CHELSEA — A plan to convert a longtime religious institution into a high-end hotel has led to the firing of 12 workers — lay-offs the owner is blaming on an act of God.
Developer the Brodsky Organization claims damage from Hurricane Sandy forced it to cut the jobs as it turns the Desmond Tutu Center into the luxury Highline Hotel.
But the people laid off say the new owner fired them, then offered to take them back at a lower wage.
The Episcopal General Theological Seminary sold off part of the center to the Brodsky Organization in September, keeping a conference center in the building but giving the 60-room hotel to the developer as part of the $16 million deal.
Brodsky now plans to transform it into the luxury Highline Hotel, overhauling the rooms and building a restaurant and bar with two patios — all needing a liquor license.
Longtime workers said they were paid well and received benefits working at the Desmond Tutu Center at 180 10th Ave., named after the retired South African bishop who spent his life fighting poverty and campaigning for social justice.
But after the takeover, staffers said they were arbitrarily split between either the conference center, which is owned by the seminary and managed by Aramark, or the hotel, which is owned by Brodsky and MCR Development.
Hotel employees lost their benefits after the deal, but were told they would get them back after a three-month probation. When Hurricane Sandy struck, flooding the complex's basement and destroying most of its mechanical systems, the hotel laid off 12 of its 17 employees.
"The surges resulted in heavy flooding that damaged all the building's mechanical systems, leaving the building inoperable as a hotel," wrote general manager Osama Aduib in a letter written on Desmond Tutu Center letterhead and provided to DNAinfo New York.
"Unfortunately, this has resulted in a shutdown which subsequently resulted in lay-offs. The majority of the team at the Desmond Tutu Hotel was relieved of their duties with the last day of employment being Monday November 12th."
Angel Cortes, 23, who worked at the Desmond Tutu center for five years as a house man and conference services aid, said owners are using the superstorm as a smokescreen.
"They're using Sandy as an excuse," said Cortes, who was among those fired. "They told us we would have to re-apply for our old jobs, and they said we could get them back at a lower pay for less hours."
Cortes, along with former co-worker Katterine Cardona, 42, appeared at Wednesday's meeting of Community Board 4. Former board member Miguel Acevedo convinced the board to hold off on a decision about whether to recommend a liquor license for the hotel until the labor dispute is settled.
Tyler Morse, CEO of MCR Development, said the layoffs stemmed purely from the extensive storm damage. Employees will be able to re-apply for their jobs — at the same wages — when the hotel re-opens, Morse said.
"We told 12 people at the hotel that we have no guests and that they don't have any hours because we have no guests," he said.
"No job offer has been made subsequent to that letter going out at any wage scale, high or low, and of course we're going to pay the same when we re-open for business."
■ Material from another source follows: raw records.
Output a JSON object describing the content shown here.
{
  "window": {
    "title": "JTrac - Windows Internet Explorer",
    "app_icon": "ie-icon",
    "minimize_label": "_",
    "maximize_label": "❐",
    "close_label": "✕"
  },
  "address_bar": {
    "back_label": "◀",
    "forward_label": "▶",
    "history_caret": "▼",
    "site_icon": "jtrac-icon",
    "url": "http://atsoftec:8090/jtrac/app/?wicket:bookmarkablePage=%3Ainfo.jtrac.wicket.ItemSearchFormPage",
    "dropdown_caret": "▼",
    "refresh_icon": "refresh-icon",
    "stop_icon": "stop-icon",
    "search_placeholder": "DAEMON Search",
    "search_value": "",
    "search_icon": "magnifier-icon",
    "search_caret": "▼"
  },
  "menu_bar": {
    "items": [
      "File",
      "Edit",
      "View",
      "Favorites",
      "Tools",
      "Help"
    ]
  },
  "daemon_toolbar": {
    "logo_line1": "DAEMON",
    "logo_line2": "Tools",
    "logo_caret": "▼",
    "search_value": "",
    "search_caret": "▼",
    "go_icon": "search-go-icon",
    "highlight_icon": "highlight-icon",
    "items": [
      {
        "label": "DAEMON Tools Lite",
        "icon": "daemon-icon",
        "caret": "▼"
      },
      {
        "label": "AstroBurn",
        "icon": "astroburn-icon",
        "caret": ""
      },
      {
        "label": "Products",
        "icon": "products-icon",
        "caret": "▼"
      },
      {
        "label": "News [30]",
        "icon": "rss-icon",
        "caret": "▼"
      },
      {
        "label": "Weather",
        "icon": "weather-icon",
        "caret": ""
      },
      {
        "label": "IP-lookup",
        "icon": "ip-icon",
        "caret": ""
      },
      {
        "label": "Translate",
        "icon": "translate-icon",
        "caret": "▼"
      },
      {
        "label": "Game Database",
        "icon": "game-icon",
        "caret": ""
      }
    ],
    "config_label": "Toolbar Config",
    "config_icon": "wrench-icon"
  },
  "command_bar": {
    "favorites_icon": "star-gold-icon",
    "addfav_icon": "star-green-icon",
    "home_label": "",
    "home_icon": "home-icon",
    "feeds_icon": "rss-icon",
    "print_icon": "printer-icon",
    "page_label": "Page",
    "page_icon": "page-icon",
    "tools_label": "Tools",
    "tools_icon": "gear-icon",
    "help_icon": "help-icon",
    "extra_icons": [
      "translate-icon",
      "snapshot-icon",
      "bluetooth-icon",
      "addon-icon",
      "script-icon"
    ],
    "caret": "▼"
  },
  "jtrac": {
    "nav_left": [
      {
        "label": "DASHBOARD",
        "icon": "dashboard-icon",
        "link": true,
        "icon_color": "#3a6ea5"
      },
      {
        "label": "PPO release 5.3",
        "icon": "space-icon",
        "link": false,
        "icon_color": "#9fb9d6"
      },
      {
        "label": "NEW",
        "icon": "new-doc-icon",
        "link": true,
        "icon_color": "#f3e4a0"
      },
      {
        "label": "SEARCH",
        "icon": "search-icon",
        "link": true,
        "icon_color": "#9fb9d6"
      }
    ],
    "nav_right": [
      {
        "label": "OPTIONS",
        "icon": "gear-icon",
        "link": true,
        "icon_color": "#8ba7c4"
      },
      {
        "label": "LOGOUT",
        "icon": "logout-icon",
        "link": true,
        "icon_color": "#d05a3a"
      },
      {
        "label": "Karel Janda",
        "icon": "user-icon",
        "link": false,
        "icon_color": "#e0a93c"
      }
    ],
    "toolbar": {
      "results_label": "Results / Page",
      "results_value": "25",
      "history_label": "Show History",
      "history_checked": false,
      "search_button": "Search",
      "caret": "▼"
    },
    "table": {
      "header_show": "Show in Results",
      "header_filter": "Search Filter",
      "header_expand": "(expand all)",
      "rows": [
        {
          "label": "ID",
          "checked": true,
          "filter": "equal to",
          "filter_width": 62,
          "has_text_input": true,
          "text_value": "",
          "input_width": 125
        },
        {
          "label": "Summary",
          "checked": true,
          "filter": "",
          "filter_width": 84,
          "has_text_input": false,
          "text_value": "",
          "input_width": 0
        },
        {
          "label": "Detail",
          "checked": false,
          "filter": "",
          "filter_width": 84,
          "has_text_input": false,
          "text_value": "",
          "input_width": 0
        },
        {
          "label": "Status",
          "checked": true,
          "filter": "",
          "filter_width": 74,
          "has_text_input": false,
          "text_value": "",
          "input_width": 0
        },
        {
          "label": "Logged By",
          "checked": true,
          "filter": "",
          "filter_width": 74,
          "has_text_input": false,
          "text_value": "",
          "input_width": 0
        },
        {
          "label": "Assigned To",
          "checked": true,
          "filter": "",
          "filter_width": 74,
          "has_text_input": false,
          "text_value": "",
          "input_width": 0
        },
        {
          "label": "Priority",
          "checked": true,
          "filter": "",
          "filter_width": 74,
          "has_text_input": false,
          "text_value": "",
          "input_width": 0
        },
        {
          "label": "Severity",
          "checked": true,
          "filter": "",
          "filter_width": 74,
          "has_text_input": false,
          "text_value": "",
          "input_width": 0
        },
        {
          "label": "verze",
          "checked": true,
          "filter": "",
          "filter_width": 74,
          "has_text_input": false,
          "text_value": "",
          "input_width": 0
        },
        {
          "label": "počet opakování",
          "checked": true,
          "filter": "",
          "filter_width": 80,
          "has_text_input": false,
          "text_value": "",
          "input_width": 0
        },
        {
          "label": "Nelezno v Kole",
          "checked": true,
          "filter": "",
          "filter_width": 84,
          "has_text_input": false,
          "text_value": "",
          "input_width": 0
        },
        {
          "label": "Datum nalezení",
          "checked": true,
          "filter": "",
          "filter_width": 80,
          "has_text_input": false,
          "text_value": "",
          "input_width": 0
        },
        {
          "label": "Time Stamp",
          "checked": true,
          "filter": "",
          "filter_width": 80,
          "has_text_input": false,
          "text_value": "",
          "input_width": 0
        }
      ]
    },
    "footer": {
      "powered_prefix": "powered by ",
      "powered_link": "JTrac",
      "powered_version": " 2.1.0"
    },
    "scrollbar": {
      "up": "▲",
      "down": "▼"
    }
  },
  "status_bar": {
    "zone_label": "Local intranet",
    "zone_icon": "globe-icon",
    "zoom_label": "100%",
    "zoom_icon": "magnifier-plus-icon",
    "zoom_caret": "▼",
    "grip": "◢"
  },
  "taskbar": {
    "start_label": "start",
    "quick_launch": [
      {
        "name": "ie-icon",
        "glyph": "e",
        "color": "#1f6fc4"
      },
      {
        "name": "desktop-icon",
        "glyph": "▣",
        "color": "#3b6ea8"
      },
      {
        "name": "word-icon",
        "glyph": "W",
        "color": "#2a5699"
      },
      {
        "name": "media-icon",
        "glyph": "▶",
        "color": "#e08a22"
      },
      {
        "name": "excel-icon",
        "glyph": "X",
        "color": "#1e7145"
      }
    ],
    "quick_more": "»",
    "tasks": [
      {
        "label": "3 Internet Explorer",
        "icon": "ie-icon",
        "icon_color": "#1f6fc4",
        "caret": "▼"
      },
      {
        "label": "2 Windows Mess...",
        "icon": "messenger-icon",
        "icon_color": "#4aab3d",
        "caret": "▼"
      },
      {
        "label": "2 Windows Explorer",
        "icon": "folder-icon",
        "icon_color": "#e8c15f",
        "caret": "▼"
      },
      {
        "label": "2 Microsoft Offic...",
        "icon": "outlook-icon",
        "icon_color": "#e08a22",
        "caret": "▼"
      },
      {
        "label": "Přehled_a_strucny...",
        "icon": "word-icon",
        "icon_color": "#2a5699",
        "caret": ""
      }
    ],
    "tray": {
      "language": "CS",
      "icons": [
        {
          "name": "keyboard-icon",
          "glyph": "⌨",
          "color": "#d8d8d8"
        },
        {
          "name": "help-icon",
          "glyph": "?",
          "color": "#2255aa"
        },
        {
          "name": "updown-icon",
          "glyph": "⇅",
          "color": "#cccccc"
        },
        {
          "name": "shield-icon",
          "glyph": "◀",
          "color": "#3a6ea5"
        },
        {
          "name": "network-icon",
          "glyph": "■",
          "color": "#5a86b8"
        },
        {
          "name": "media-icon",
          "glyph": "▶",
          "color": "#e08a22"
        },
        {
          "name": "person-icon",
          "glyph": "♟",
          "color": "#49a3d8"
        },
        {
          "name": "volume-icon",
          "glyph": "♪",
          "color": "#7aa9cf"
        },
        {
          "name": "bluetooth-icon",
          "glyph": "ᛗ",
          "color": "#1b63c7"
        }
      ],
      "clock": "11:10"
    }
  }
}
Morse said the hotel was attempting to get a city contract to house victims of the storm. If the hotel does not win that contract, it will begin renovations on the building and aim for an April re-opening.
"At that point, we would hire a lot more people when we re-open," he said.
"We're going from a two-star hotel to a four-star hotel."
He estimated the hotel would increase staff by about 25 percent, adding higher-end jobs like bellmen.
This is the second labor dispute in recent months at the seminary complex. Over the summer, a group of union maintenance workers demonstrated outside of the complex for weeks after the seminary canned them after decades of employment.
Chad Rancourt, a spokesman for the General Theological Seminary, said he could not comment on employee relations at the hotel, and he stressed that the hotel and conference center are separate entities.
"Highline Hotel has taken the guest rooms," he said. "The seminary does not hold a controlling interest in that."
An administrator at the seminary said employees on the conference center side kept their jobs, and that the seminary was told all hotel staff would be re-interviewed by the Highline Hotel, with the expectation that almost all would keep their jobs.
Cortes said he was skeptical after the layoffs left him without a job at the holidays — and a bitter taste in his mouth about the Episcopal Church.
"They try to make themselves look good by handing us off to someone else," he said.